DNS or Domain Name System is used to translate the domain names to IP Addresses so, browsers are able to complete your request. When you visit a website then you usually enter the domain name of the website but the browsers interact through IP Addresses, so translation occurs between the domain name and the IP Address in order to access the webpage.
For VPN connections, there are two types of threats that can potentially expose you. One is VPN connection failure and the other one is DNS leak.
DNS leak is when due to any issue whether it is caused by your system or there is some software issue, your ISP is able to track your online activity, regardless of you using a VPN. DNS leak is a security flaw and it results in your DNS requests to be revealed to your ISP’s DNS servers even though you are using a VPN to hide them.
By default, when you use a VPN then the DNS requests are routed through the secure VPN tunnel to DNS servers of your VPN provider instead of being routed to the DNS servers of your ISP.
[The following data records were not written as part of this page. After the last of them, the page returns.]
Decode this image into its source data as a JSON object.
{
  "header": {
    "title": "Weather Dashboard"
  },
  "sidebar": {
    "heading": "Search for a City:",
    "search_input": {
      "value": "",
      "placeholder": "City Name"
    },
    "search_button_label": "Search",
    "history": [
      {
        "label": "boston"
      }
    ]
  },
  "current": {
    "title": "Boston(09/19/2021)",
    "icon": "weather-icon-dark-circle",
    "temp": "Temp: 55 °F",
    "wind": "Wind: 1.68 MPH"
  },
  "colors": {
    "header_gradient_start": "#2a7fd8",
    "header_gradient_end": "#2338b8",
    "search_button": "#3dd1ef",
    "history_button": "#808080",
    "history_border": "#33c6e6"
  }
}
However, when there is an issue with the VPN software or your system then a DNS leak can occur and you become visible to your ISP and it can then track your online activities. When a DNS leak occurs then you become visible to your ISP and thus you become exposed even though you are still using a VPN.
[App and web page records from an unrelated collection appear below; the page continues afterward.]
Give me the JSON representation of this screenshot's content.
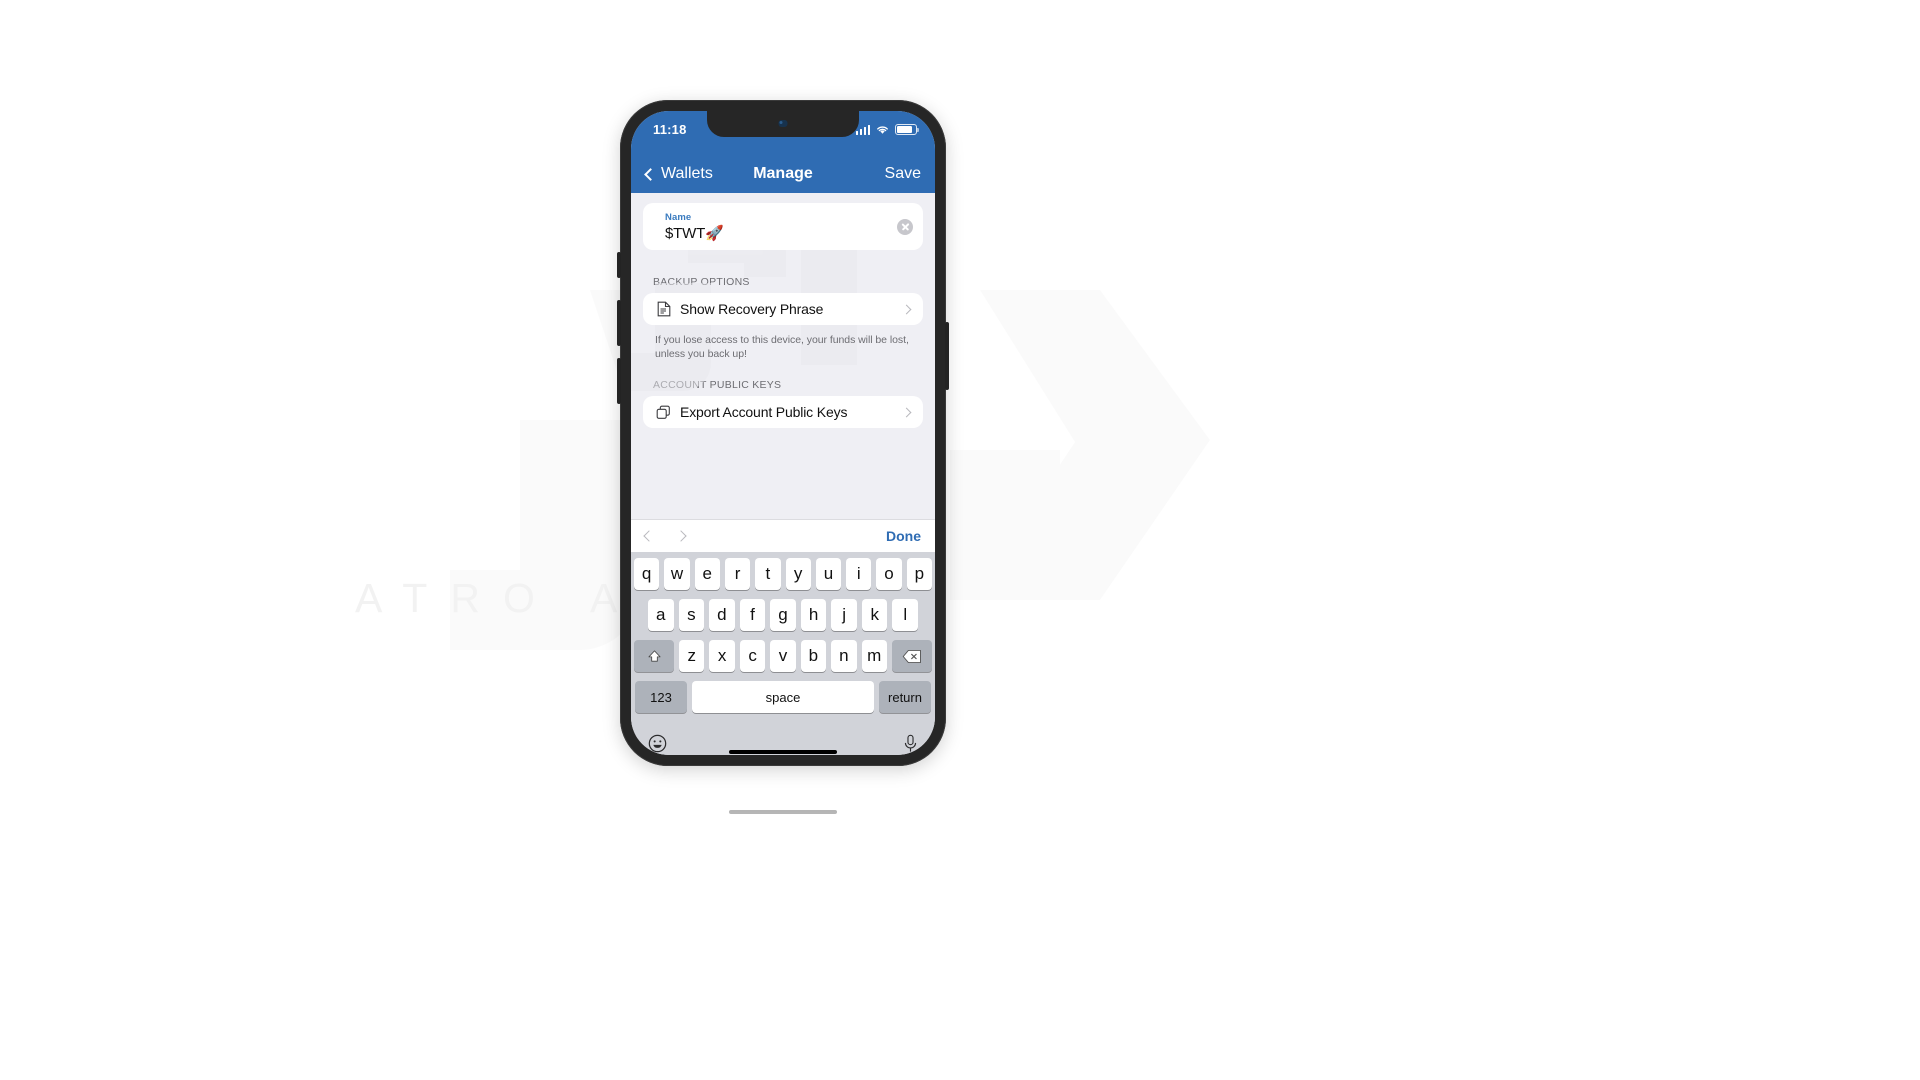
{
  "window": {
    "background_color": "#ffffff"
  },
  "watermark": {
    "subtitle": "ATRO AG"
  },
  "phone": {
    "status_bar": {
      "time": "11:18",
      "signal_icon": "cellular-signal-icon",
      "wifi_icon": "wifi-icon",
      "battery_icon": "battery-icon",
      "background_color": "#2f6cb3"
    },
    "nav_bar": {
      "back_label": "Wallets",
      "back_icon": "chevron-left-icon",
      "title": "Manage",
      "save_label": "Save",
      "background_color": "#2f6cb3"
    },
    "form": {
      "name_field": {
        "label": "Name",
        "value": "$TWT🚀",
        "clear_icon": "clear-circle-icon"
      },
      "sections": [
        {
          "title": "BACKUP OPTIONS",
          "rows": [
            {
              "icon": "document-icon",
              "label": "Show Recovery Phrase",
              "chevron": "chevron-right-icon"
            }
          ],
          "footer": "If you lose access to this device, your funds will be lost, unless you back up!"
        },
        {
          "title": "ACCOUNT PUBLIC KEYS",
          "rows": [
            {
              "icon": "copy-icon",
              "label": "Export Account Public Keys",
              "chevron": "chevron-right-icon"
            }
          ],
          "footer": ""
        }
      ]
    },
    "accessory_bar": {
      "prev_icon": "chevron-left-icon",
      "next_icon": "chevron-right-icon",
      "done_label": "Done",
      "done_color": "#2f6cb3"
    },
    "keyboard": {
      "row1": [
        "q",
        "w",
        "e",
        "r",
        "t",
        "y",
        "u",
        "i",
        "o",
        "p"
      ],
      "row2": [
        "a",
        "s",
        "d",
        "f",
        "g",
        "h",
        "j",
        "k",
        "l"
      ],
      "row3": [
        "z",
        "x",
        "c",
        "v",
        "b",
        "n",
        "m"
      ],
      "shift_icon": "shift-arrow-icon",
      "backspace_icon": "backspace-icon",
      "numbers_label": "123",
      "space_label": "space",
      "return_label": "return",
      "emoji_icon": "emoji-smiley-icon",
      "mic_icon": "microphone-icon",
      "background_color": "#d1d3d9"
    }
  }
}
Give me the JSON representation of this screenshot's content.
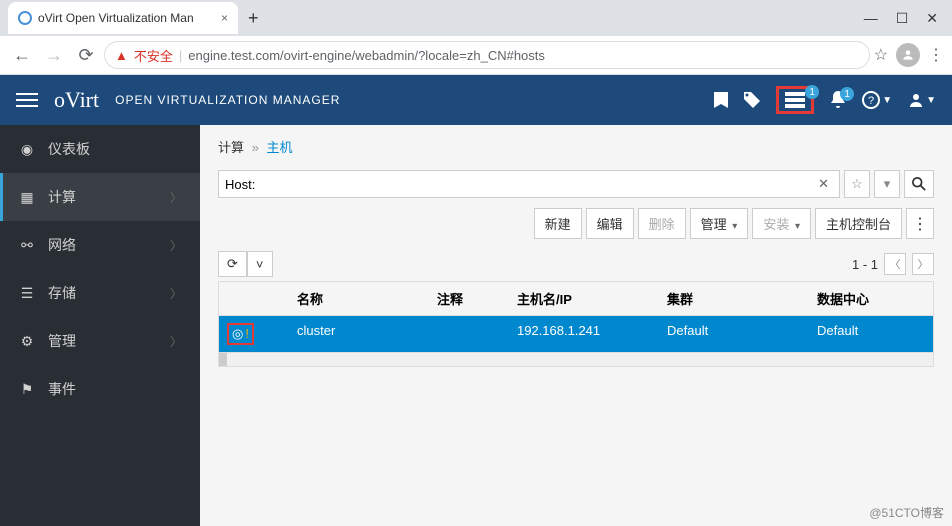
{
  "browser": {
    "tab_title": "oVirt Open Virtualization Man",
    "insecure_label": "不安全",
    "url": "engine.test.com/ovirt-engine/webadmin/?locale=zh_CN#hosts"
  },
  "header": {
    "brand": "oVirt",
    "subtitle": "OPEN VIRTUALIZATION MANAGER",
    "tasks_badge": "1",
    "alerts_badge": "1"
  },
  "sidebar": {
    "items": [
      {
        "label": "仪表板"
      },
      {
        "label": "计算"
      },
      {
        "label": "网络"
      },
      {
        "label": "存储"
      },
      {
        "label": "管理"
      },
      {
        "label": "事件"
      }
    ]
  },
  "breadcrumb": {
    "root": "计算",
    "current": "主机"
  },
  "search": {
    "prefix": "Host:"
  },
  "toolbar": {
    "btn_new": "新建",
    "btn_edit": "编辑",
    "btn_delete": "删除",
    "btn_manage": "管理",
    "btn_install": "安装",
    "btn_console": "主机控制台"
  },
  "pager": {
    "range": "1 - 1"
  },
  "grid": {
    "columns": {
      "name": "名称",
      "comment": "注释",
      "hostip": "主机名/IP",
      "cluster": "集群",
      "dc": "数据中心"
    },
    "rows": [
      {
        "name": "cluster",
        "comment": "",
        "hostip": "192.168.1.241",
        "cluster": "Default",
        "dc": "Default"
      }
    ]
  },
  "watermark": "@51CTO博客"
}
DNS leaks are quite common on Windows and less common on other operating systems. The reason why that happens is that Windows uses the default settings, i.e send requests through the ISP DNS server instead of sending the requests through the VPN tunnel to the VPN provider’s DNS Server and hence it results in DNS leaks.
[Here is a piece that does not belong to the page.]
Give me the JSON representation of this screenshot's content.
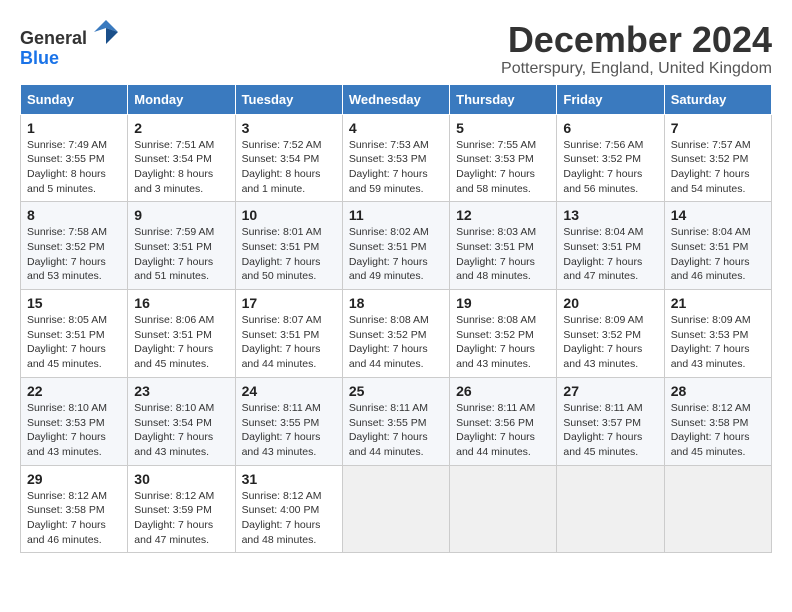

DNS Leak Test
If you suspect that the VPN service that you are using has DNS Leaks then you can perform a DNS Leak test to confirm whether there is a DNS leak or not.
When you perform a DNS Leak test and the result shows the real location or the name of your ISP then it means that you have a DNS leak.
DNS Leak Fix
If you find that there is a DNS leak or you want to completely prevent the possibility of one happening then here are some things that you can do.
Use a good VPN Client
The first thing that you can do to prevent a DNS leak is to use a VPN client that does not have DNS leaks and offers in-built DNS leaks protection. There are different VPNs out there that have this feature available and they prevent DNS leaks from happening. Also, some VPNs have an internet kill switch that turns off all the internet traffic if there is a DNS leak. So, consider using a VPN service that has in-built DNS leak protection and an internet kill switch.
Change DNS Servers
You can change your DNS servers and prevent your ISP from snooping on you. You can ask for DNS servers from your VPN client or you can use a public DNS service such as Google Public DNS or Open DNS. Changing the DNS servers is more secure and the DNS translation occurs on a trusted platform and in some areas it can also improve the speed of your internet connection.
Google Public DNS
- Preferred DNS server: 220.127.116.11
- Alternate DNS server: 18.104.22.168
- Preferred DNS server: 22.214.171.124
- Alternate DNS server: 126.96.36.199